  • Start slow and don’t expect it to do *too much* at first.
  • just do it — it’s easy in F2F.

Much of the advice regarded instructor preparation. We are happy to report at CTREE we will showcase Instructor and Student Workbooks. We are also producing more support videos this summer for our instructors. It will be easier than ever to integrate MobLab with your class. And, of course, you can still take advantage of our excellent support.




NFL Free Agency: You Win, You Lose, You Curse

Some pairs survive the test of time: Tom and Jerry, milk and cookies, and Han Solo and Chewie. In economics one consistent pair is the common value auction and the winner’s curse. Here I will briefly describe the common value auction, winner’s curse, and apply it to sports free-agency.

A “common value auction” is one where bidders have the same (read: common) value for the item. A classic example used in classrooms is having students bid on a jar of pennies. In these settings bidders are assumed to have different “signals” about the value of an item — like people have different ideas on the number of pennies. From their signal each bidder forms an estimate and submits a bid.

If the actual value of the item tends to be the average bid then the winner of the object (highest bid) will tend to overpay. This is the winner’s curse and gives rise to the quip: You win, you lose, you curse. The winner’s curse seems to have first been acknowledged in the oil industry (see here) and our game screen at MobLab (below) pays homage to that origin.

The logic of the winner’s curse can also be applied to sports free agency. So your team is thinking of signing Cuter, Kap, Mangold, or others on the market. While it’s a rough approximation (players can have different values to different teams) the logic of the winner’s curse will still hold. The most optimistic team will win the service of the free agent and often they will frequently be sad they did. Especially win there are lots of teams bidding.

This has been discussed a number of times in baseball. Here is a great quote from a NYT article on the subject,

“Most times when you sign a player, you’re the only team in the game that was willing to pay him that money … There’s a rare occasion someone slips, but for the most part, you could almost argue he’s an untradeable player because no one else was willing to pay him; otherwise, they would have had him.” -Alex Anthopoulos, former GM of Toronto Blue Jays

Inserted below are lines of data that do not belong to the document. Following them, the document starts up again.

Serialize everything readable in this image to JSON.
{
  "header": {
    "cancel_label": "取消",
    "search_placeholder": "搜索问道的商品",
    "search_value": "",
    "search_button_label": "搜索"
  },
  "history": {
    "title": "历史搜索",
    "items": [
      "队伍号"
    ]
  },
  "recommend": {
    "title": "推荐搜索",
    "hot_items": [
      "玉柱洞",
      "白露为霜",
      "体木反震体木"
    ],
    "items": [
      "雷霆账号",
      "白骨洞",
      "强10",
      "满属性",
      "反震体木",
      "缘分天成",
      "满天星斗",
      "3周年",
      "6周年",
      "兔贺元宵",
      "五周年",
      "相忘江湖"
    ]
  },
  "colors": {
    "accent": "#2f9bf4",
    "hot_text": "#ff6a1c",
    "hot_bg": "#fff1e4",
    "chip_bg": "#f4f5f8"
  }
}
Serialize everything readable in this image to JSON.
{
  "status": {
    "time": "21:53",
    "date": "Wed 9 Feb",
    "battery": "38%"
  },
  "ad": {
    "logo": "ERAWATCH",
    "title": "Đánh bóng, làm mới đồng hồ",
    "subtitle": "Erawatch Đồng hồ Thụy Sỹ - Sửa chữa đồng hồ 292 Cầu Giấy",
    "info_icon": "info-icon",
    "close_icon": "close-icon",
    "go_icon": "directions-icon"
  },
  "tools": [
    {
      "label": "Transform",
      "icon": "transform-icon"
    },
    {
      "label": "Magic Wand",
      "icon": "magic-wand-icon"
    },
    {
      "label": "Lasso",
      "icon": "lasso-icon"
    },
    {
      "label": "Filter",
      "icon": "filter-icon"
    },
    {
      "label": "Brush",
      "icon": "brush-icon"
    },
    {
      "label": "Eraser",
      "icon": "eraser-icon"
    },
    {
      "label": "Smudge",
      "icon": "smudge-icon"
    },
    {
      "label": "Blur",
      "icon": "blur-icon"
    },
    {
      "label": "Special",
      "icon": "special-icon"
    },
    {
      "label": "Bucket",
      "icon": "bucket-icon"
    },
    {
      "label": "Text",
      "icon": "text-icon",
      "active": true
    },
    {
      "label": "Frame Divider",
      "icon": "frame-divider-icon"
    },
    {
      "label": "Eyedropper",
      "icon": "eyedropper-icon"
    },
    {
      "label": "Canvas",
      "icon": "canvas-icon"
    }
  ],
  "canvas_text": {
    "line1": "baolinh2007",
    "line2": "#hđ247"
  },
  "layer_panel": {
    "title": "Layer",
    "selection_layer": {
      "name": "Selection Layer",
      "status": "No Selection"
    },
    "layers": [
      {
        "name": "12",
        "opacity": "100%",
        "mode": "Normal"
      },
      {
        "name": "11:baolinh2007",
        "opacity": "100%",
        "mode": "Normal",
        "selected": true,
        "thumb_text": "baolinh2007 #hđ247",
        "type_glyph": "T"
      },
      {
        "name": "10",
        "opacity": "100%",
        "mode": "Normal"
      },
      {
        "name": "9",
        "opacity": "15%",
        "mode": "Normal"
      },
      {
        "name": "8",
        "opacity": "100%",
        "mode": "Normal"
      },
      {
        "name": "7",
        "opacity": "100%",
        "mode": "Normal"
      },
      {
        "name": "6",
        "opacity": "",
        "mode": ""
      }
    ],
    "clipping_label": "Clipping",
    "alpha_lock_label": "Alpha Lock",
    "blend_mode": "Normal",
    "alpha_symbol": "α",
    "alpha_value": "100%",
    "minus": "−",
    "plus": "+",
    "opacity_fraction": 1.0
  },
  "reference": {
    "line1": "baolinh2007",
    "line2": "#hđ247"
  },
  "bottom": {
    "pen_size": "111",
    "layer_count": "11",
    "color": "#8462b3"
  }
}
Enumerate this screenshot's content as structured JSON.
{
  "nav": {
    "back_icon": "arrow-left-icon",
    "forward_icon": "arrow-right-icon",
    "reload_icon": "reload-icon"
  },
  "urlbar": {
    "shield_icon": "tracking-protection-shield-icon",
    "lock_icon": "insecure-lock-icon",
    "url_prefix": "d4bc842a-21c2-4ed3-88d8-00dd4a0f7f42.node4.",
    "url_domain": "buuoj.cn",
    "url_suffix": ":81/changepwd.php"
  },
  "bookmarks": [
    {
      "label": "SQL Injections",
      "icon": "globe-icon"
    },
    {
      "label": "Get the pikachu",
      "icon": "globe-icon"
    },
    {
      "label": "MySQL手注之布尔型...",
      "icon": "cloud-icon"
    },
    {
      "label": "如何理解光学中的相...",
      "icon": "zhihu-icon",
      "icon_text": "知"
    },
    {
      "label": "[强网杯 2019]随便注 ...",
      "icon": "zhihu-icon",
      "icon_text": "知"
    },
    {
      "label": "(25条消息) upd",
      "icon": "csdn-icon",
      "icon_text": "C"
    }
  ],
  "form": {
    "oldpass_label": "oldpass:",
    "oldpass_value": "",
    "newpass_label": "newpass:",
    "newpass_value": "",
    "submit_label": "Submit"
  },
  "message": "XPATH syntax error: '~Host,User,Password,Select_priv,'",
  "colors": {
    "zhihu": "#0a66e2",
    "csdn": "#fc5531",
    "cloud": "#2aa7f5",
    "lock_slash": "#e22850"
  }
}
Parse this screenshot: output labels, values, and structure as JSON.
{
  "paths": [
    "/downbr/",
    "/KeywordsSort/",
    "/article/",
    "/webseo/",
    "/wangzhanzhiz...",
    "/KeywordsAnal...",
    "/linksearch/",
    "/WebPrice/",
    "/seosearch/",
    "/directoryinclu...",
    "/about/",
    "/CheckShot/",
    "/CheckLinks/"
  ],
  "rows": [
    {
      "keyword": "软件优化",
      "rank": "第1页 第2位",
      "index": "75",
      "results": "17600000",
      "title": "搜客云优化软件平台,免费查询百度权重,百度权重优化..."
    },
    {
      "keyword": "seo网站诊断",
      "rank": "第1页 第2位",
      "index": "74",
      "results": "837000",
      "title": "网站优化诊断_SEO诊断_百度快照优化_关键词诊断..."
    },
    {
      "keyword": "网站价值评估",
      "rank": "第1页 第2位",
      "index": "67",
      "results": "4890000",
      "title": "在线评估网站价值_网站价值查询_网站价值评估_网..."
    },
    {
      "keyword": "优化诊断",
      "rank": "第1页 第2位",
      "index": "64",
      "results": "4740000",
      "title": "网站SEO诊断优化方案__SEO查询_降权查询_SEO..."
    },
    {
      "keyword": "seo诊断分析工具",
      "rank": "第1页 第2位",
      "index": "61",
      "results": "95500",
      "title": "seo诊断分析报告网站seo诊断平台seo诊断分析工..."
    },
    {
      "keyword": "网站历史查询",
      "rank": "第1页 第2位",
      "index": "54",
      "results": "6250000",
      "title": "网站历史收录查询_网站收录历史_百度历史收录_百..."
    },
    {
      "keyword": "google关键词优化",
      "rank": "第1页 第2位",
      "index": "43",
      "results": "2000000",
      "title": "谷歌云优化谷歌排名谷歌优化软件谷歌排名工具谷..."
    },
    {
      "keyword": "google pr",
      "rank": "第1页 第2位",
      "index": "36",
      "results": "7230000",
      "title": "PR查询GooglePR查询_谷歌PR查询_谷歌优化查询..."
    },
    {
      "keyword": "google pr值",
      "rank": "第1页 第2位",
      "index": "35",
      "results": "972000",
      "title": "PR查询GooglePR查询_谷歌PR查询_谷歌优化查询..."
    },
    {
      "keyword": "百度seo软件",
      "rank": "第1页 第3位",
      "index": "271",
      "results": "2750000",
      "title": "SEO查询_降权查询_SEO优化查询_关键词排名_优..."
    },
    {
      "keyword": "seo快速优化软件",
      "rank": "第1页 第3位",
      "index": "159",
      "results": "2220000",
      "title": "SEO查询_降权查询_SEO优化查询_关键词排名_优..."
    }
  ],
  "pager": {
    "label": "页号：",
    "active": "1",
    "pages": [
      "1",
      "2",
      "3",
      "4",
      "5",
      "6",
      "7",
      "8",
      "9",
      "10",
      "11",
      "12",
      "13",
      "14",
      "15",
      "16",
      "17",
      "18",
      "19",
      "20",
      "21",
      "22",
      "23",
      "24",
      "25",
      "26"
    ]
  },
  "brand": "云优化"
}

So if your favorite NFL team doesn’t get the coveted free agent don’t fret. They probably would have overpaid a lot. While it might hurt your chances next season, teams that are disciplined and don’t overpay often do better. Just consider how much these bad signings set teams back.